Humility is no longer a value that is rewarded in the political arena and it’s up to individuals to re-introduce it as an important character trait in public life, an effort that could “trickle up” into political leadership.
That was the message Tuesday evening as prominent political figures, journalists, educators, academics and nonprofit leaders came together for a public forum, titled “Humility in Politics,” in Washington, D.C.
The event, sponsored by UConn’s Humanities Institute and supported by a $5.75 million grant from the John Templeton Foundation, kicked off a three-year research initiative, aptly named The Humility and Conviction in Public Life project.
The project aims to investigate how intellectual humility – being aware of our own innate biases and being responsive to new evidence – can overcome current political divisiveness.
“This is an unprecedented attempt to apply humanities and social science research to solve problems in the political sphere,” said Michael Lynch, professor of philosophy and director of the Humanities Institute.
Culture of Bluster
Panelist Liz McCloskey of the Danforth Center on Religion and Politics at Washington University told the crowd at the Folger Shakespeare Library that one way to embody humility is by listening attentively, admitting your limitations, and crediting others for their successes – all attributes rarely seen on the political stage – and especially absent from the 2016 presidential race.
Right now, humility is counter-cultural. It shouldn’t be. — Liz McCloskey
“Right now, humility is counter-cultural,” she said. “It shouldn’t be.”
Jelani Cobb, panelist, professor of journalism at Columbia University and contributor to the New Yorker, added that ambiguity makes people uncomfortable, which pushes politicians to lean toward conviction rather than the uncertainty that often accompanies humility.
“We tend toward explanations rather than ambiguity, regardless of the quality of those explanations,” he said. “The humility of saying ‘we don’t know’ is unappealing to some people.”
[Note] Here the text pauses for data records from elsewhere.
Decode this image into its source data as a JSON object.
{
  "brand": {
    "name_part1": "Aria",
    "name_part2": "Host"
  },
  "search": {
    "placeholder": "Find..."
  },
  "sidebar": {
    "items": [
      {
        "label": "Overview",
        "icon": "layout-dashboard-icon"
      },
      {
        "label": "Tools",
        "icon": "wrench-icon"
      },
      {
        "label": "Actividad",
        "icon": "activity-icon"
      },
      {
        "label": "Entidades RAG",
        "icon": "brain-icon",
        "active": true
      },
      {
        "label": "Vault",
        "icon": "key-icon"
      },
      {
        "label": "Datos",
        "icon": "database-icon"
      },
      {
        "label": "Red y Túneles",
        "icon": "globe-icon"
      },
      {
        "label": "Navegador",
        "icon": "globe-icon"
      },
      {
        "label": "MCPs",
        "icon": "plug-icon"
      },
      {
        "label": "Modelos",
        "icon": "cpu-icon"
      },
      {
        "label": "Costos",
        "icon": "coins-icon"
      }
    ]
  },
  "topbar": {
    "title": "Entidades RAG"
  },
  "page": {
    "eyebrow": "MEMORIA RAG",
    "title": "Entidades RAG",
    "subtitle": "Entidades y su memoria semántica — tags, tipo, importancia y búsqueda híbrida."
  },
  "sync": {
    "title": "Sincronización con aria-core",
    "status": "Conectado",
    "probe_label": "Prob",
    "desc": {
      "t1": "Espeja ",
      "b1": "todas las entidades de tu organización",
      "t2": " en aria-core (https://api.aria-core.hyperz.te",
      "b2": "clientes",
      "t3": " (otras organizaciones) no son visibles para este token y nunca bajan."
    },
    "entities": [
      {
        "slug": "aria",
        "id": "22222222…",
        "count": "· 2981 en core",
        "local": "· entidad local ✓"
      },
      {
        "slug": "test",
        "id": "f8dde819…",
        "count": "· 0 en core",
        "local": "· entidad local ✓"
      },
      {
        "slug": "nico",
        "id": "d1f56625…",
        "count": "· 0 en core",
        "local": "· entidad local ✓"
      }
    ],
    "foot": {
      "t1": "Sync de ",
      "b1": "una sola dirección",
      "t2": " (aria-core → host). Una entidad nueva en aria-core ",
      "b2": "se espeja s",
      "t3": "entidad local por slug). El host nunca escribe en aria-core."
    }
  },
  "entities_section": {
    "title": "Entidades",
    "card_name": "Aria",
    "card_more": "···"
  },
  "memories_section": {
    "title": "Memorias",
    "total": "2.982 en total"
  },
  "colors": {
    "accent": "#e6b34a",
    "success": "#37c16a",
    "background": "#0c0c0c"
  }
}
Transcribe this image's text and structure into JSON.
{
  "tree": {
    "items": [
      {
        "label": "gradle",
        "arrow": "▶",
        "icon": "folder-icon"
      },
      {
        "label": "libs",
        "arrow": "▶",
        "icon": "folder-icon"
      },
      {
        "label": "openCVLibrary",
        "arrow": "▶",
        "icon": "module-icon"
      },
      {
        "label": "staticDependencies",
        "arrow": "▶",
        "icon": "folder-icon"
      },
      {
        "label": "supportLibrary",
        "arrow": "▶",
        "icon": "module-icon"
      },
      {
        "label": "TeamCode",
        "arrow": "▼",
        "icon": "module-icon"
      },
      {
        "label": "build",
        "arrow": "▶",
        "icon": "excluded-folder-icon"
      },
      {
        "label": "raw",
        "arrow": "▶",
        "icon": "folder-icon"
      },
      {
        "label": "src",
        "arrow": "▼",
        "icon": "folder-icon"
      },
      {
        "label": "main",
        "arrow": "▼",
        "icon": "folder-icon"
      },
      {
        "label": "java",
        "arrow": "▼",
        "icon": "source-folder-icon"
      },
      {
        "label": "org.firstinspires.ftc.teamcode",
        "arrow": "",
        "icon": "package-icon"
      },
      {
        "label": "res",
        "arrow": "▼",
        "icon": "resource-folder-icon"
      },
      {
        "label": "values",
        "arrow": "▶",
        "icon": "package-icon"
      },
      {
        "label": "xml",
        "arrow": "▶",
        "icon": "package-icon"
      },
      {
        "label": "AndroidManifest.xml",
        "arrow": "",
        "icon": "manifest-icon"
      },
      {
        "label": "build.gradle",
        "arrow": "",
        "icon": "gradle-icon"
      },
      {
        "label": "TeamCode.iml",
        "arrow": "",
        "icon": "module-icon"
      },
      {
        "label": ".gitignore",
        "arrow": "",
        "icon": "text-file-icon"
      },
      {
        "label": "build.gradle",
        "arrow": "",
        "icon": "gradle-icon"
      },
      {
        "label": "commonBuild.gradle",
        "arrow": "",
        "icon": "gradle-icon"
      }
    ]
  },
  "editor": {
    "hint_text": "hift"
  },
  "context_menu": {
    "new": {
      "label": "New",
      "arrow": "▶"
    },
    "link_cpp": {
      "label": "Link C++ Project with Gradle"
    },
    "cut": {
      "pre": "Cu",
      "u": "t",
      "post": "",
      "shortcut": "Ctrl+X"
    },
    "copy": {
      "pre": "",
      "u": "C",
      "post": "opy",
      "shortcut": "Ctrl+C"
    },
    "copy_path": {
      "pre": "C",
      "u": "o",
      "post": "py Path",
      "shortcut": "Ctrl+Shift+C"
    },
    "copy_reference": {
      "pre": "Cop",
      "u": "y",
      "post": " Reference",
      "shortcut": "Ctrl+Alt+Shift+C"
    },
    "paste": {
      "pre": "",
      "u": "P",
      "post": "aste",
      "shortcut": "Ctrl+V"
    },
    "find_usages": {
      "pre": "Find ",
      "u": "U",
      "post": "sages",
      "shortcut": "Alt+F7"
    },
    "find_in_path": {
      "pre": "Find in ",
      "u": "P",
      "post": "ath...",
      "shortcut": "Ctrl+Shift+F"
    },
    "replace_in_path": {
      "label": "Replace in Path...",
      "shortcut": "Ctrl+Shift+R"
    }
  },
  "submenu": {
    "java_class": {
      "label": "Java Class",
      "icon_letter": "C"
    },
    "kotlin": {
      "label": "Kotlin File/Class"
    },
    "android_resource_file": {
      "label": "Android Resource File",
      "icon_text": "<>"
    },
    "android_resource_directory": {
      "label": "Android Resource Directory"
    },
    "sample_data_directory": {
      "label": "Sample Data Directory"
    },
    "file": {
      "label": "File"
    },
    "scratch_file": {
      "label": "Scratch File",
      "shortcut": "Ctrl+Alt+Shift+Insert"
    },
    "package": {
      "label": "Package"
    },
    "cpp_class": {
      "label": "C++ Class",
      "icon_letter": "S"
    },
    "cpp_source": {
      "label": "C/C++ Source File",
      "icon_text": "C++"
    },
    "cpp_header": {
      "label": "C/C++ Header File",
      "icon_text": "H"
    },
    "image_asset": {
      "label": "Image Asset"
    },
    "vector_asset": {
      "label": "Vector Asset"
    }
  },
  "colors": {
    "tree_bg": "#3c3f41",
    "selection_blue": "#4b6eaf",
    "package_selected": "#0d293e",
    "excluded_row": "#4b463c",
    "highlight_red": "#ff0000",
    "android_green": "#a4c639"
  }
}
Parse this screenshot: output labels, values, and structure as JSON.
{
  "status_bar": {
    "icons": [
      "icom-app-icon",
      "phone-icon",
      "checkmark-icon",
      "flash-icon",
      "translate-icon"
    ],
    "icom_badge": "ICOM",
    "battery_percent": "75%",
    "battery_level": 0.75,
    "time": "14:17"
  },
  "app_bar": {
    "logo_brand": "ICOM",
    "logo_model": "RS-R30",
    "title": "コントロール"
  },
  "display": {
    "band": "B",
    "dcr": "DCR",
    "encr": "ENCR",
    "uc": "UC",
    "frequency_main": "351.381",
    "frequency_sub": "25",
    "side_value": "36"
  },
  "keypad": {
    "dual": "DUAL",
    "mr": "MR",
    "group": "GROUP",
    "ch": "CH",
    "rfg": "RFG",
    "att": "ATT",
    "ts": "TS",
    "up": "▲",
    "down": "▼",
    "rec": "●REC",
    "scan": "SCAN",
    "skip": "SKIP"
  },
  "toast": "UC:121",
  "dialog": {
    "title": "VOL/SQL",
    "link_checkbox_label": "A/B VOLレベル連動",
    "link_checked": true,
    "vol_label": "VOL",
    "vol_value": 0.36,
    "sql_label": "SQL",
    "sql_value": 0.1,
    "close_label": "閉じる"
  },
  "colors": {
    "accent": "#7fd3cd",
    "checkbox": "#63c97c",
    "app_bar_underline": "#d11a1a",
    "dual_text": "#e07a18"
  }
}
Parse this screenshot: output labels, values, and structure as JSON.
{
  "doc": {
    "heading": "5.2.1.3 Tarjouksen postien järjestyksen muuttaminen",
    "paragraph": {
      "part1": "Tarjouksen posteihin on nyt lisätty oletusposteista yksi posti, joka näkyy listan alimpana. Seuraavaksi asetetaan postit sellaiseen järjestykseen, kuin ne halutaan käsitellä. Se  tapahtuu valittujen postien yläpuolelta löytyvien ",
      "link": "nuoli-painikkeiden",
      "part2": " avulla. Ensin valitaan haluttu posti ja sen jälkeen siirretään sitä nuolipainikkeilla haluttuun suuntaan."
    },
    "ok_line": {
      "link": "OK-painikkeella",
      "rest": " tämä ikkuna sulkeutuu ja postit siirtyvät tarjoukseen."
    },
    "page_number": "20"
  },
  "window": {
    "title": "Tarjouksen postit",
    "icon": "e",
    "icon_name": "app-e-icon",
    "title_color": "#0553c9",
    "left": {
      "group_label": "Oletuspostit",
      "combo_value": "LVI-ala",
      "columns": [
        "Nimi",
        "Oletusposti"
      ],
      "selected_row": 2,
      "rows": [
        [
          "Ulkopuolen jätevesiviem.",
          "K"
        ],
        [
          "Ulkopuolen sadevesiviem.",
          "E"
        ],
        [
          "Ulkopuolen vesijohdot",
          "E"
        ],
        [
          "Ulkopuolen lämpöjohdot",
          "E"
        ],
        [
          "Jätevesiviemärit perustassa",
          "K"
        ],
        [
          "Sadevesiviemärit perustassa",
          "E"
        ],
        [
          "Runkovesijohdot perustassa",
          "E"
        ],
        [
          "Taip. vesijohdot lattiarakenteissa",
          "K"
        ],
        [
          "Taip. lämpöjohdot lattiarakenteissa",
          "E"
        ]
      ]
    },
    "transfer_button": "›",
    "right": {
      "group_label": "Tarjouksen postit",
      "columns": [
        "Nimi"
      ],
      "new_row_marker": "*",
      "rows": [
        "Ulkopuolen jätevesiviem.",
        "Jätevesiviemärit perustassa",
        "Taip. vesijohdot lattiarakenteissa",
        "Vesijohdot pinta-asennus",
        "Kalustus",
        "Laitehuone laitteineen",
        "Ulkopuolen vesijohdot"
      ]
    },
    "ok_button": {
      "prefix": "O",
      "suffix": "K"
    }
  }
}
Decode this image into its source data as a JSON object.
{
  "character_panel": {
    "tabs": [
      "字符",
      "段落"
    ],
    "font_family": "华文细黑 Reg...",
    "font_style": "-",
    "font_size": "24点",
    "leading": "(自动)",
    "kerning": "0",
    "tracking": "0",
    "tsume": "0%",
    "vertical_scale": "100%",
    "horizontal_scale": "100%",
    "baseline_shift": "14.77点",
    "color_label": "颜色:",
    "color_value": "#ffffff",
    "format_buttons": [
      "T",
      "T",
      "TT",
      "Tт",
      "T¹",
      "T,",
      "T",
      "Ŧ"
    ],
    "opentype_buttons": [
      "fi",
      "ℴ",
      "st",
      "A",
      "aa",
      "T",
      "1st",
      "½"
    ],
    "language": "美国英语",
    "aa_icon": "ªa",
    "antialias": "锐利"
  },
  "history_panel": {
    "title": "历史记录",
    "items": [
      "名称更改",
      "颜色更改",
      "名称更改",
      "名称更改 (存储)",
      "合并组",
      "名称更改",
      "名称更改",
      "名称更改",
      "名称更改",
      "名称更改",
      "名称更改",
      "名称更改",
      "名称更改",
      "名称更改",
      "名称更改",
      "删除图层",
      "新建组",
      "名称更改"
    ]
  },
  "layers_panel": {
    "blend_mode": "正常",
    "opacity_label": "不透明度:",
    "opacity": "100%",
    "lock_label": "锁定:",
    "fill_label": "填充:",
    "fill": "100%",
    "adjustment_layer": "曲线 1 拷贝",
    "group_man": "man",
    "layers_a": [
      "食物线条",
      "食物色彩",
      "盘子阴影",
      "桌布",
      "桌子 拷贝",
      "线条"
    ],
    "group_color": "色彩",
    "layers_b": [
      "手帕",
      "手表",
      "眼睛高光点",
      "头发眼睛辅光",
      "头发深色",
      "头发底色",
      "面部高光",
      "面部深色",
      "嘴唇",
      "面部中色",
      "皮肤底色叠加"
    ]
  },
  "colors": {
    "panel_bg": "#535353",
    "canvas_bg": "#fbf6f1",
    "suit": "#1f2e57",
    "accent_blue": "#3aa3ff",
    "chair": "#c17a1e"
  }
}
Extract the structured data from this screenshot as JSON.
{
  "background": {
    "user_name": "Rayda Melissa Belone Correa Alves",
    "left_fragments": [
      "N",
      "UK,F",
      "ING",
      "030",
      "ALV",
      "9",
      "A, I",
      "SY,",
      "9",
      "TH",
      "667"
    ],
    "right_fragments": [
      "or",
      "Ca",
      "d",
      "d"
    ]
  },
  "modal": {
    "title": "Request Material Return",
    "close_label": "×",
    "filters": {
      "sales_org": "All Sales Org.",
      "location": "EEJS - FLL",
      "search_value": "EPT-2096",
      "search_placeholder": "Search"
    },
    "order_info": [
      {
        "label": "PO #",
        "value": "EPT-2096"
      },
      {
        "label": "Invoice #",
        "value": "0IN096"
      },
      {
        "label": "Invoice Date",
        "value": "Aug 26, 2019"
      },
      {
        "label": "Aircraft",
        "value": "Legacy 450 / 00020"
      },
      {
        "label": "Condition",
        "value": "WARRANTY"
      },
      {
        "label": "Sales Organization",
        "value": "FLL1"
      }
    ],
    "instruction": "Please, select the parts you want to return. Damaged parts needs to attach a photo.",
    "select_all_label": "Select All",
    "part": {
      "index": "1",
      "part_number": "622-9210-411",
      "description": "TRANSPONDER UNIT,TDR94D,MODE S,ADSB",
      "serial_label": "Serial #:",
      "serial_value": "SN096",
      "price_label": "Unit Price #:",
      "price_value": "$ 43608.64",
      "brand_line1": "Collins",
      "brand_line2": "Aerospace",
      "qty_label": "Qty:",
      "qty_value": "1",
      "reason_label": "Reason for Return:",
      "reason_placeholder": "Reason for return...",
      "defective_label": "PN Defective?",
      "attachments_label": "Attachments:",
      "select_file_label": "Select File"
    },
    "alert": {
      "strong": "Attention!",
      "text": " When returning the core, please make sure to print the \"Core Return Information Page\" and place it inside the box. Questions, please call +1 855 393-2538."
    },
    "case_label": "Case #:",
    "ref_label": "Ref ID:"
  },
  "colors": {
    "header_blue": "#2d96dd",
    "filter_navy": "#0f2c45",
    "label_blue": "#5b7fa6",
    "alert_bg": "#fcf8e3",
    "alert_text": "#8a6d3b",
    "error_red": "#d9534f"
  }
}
Humility also isn’t rewarded in the public arena, said panelist Krista Tippett, host of NPR’s On Being, which can lead to more and more bluster that’s mistaken for confidence.
“We have to practice in our everyday interactions – practice letting go of our own baggage, and really listening to others without judgment,” said Tippett.
The panel concluded that only through deliberate individual habits can Americans begin to re-introduce humility as an important character trait in public life.
“There’s no political advantage to admitting you’re wrong,” agreed panelist David Brooks of the New York Times.
Instead of looking to political leadership to model a balance between conviction and humility, Brooks said, people should model humility in their individual relationships with others. Educators, too, should prioritize the use of humility in the classroom.
Alumna Joyce Scott ’64 (CLAS) traveled from Colorado to attend the event. As a former French major, educational leadership professor and vice provost for academic affairs at Texas A&M University, she appreciated the emphasis on the value of a humanities education.
“I’m excited to see what the College of Liberal Arts and Sciences is doing to put these important questions out there,” she said. “It’s so important to get people talking about these larger issues that center around the humanities, especially this year. We need to model a higher level of discourse for our politicians.”
She credits UConn with providing a high caliber of exposure to the liberal arts for all students.
“UConn has managed to maintain the centrality of a liberal arts education, and I strongly believe that’s what distinguishes it from many other public universities,” she said.
Parag Joshi, who teaches history at Connecticut’s Manchester High School, and Christopher Newell, Education Supervisor at the Connecticut Mashantucket Pequot Museum, both saw the event as a welcome opportunity to expand the way they teach about history and cultural competencies.
“It’s an essential part of the ethos in my classroom that people disagree and have their ideas challenged in a civil, respectful way,” said Joshi. “I want them to engage in the world of ideas, not just a world of consumerism and fame. So I teach them that reasonable people can disagree.”
Joshi and Newell attended the Humility and Conviction in Public Life project’s summer Upstander Academy in August, which brought educators from around the state to Storrs to learn about encouraging civil discourse over difficult issues, such as genocide and racial bias, in the classroom.
“As an educator, humility is your biggest tool,” said Newell. “We all have biases, so emphasizing humility allows students to grow. I want to be able to give students something they will keep talking about on the bus ride home.”
He credits UConn with leading a state-wide charge to change the way educators think about argument in the classroom.
“UConn has a huge role in creating these types of conversations, as the flagship university in the state and a leader in the academic world,” he said. “It’s influencing other areas of education around the state, which is an incredible resource.”
Throughout the coming year, the Humility and Conviction in Public Life project will sponsor research initiatives spearheaded by UConn faculty and students across the disciplines of political science, philosophy, public policy, journalism, Africana studies, and other areas. The project will also announce the winners of an international, $2 million funding competition facilitated by the UConn Humanities Institute, in January 2017.